EXERCISE> Output all of the records exactly, word for word.

Element data from apps and pages
━━━
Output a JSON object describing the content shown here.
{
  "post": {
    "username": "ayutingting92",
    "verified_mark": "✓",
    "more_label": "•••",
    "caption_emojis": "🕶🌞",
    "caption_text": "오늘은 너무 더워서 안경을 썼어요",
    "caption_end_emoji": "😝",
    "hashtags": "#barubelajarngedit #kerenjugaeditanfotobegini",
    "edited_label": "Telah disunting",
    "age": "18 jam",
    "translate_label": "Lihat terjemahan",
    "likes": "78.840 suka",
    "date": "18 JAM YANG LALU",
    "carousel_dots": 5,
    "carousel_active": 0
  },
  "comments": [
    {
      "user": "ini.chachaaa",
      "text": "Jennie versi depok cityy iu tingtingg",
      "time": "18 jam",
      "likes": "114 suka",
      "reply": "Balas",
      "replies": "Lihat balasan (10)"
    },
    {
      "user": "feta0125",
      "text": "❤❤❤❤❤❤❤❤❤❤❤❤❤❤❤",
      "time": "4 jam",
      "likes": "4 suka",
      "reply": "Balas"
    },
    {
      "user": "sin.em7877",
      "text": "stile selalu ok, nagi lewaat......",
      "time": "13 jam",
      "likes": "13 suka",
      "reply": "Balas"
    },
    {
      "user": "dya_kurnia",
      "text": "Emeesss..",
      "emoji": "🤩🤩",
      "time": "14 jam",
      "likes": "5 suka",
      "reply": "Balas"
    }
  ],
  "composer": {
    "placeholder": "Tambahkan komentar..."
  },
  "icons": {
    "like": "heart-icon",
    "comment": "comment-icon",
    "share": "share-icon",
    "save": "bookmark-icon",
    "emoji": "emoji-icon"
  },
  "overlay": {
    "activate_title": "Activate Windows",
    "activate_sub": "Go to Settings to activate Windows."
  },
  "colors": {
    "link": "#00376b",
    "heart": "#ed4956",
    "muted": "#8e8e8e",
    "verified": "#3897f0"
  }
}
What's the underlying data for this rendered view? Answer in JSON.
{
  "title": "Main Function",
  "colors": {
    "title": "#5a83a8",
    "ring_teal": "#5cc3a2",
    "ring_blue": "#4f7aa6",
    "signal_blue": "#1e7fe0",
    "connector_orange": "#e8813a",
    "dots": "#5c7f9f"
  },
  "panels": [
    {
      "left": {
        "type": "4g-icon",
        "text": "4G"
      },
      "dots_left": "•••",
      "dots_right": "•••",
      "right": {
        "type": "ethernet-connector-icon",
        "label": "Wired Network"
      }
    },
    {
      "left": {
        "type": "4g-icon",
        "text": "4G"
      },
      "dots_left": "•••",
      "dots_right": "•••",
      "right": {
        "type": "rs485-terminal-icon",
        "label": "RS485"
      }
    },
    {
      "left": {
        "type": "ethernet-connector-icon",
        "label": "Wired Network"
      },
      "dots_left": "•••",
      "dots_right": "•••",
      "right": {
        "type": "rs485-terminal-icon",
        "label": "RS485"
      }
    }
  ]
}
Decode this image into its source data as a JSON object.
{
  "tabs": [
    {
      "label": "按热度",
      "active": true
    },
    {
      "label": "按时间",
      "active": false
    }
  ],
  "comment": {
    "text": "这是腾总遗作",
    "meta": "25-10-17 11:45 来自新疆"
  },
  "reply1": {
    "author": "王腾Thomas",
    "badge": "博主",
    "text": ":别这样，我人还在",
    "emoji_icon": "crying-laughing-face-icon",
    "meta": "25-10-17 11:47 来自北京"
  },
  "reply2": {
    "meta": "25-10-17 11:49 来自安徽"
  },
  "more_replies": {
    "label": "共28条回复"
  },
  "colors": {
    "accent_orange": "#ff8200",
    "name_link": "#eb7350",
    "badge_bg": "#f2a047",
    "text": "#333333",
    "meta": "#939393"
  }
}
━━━
TASK SOLUTION>
Output a JSON object describing the content shown here.
{
  "post": {
    "username": "ayutingting92",
    "verified_mark": "✓",
    "more_label": "•••",
    "caption_emojis": "🕶🌞",
    "caption_text": "오늘은 너무 더워서 안경을 썼어요",
    "caption_end_emoji": "😝",
    "hashtags": "#barubelajarngedit #kerenjugaeditanfotobegini",
    "edited_label": "Telah disunting",
    "age": "18 jam",
    "translate_label": "Lihat terjemahan",
    "likes": "78.840 suka",
    "date": "18 JAM YANG LALU",
    "carousel_dots": 5,
    "carousel_active": 0
  },
  "comments": [
    {
      "user": "ini.chachaaa",
      "text": "Jennie versi depok cityy iu tingtingg",
      "time": "18 jam",
      "likes": "114 suka",
      "reply": "Balas",
      "replies": "Lihat balasan (10)"
    },
    {
      "user": "feta0125",
      "text": "❤❤❤❤❤❤❤❤❤❤❤❤❤❤❤",
      "time": "4 jam",
      "likes": "4 suka",
      "reply": "Balas"
    },
    {
      "user": "sin.em7877",
      "text": "stile selalu ok, nagi lewaat......",
      "time": "13 jam",
      "likes": "13 suka",
      "reply": "Balas"
    },
    {
      "user": "dya_kurnia",
      "text": "Emeesss..",
      "emoji": "🤩🤩",
      "time": "14 jam",
      "likes": "5 suka",
      "reply": "Balas"
    }
  ],
  "composer": {
    "placeholder": "Tambahkan komentar..."
  },
  "icons": {
    "like": "heart-icon",
    "comment": "comment-icon",
    "share": "share-icon",
    "save": "bookmark-icon",
    "emoji": "emoji-icon"
  },
  "overlay": {
    "activate_title": "Activate Windows",
    "activate_sub": "Go to Settings to activate Windows."
  },
  "colors": {
    "link": "#00376b",
    "heart": "#ed4956",
    "muted": "#8e8e8e",
    "verified": "#3897f0"
  }
}
What's the underlying data for this rendered view? Answer in JSON.
{
  "title": "Main Function",
  "colors": {
    "title": "#5a83a8",
    "ring_teal": "#5cc3a2",
    "ring_blue": "#4f7aa6",
    "signal_blue": "#1e7fe0",
    "connector_orange": "#e8813a",
    "dots": "#5c7f9f"
  },
  "panels": [
    {
      "left": {
        "type": "4g-icon",
        "text": "4G"
      },
      "dots_left": "•••",
      "dots_right": "•••",
      "right": {
        "type": "ethernet-connector-icon",
        "label": "Wired Network"
      }
    },
    {
      "left": {
        "type": "4g-icon",
        "text": "4G"
      },
      "dots_left": "•••",
      "dots_right": "•••",
      "right": {
        "type": "rs485-terminal-icon",
        "label": "RS485"
      }
    },
    {
      "left": {
        "type": "ethernet-connector-icon",
        "label": "Wired Network"
      },
      "dots_left": "•••",
      "dots_right": "•••",
      "right": {
        "type": "rs485-terminal-icon",
        "label": "RS485"
      }
    }
  ]
}
Decode this image into its source data as a JSON object.
{
  "tabs": [
    {
      "label": "按热度",
      "active": true
    },
    {
      "label": "按时间",
      "active": false
    }
  ],
  "comment": {
    "text": "这是腾总遗作",
    "meta": "25-10-17 11:45 来自新疆"
  },
  "reply1": {
    "author": "王腾Thomas",
    "badge": "博主",
    "text": ":别这样，我人还在",
    "emoji_icon": "crying-laughing-face-icon",
    "meta": "25-10-17 11:47 来自北京"
  },
  "reply2": {
    "meta": "25-10-17 11:49 来自安徽"
  },
  "more_replies": {
    "label": "共28条回复"
  },
  "colors": {
    "accent_orange": "#ff8200",
    "name_link": "#eb7350",
    "badge_bg": "#f2a047",
    "text": "#333333",
    "meta": "#939393"
  }
}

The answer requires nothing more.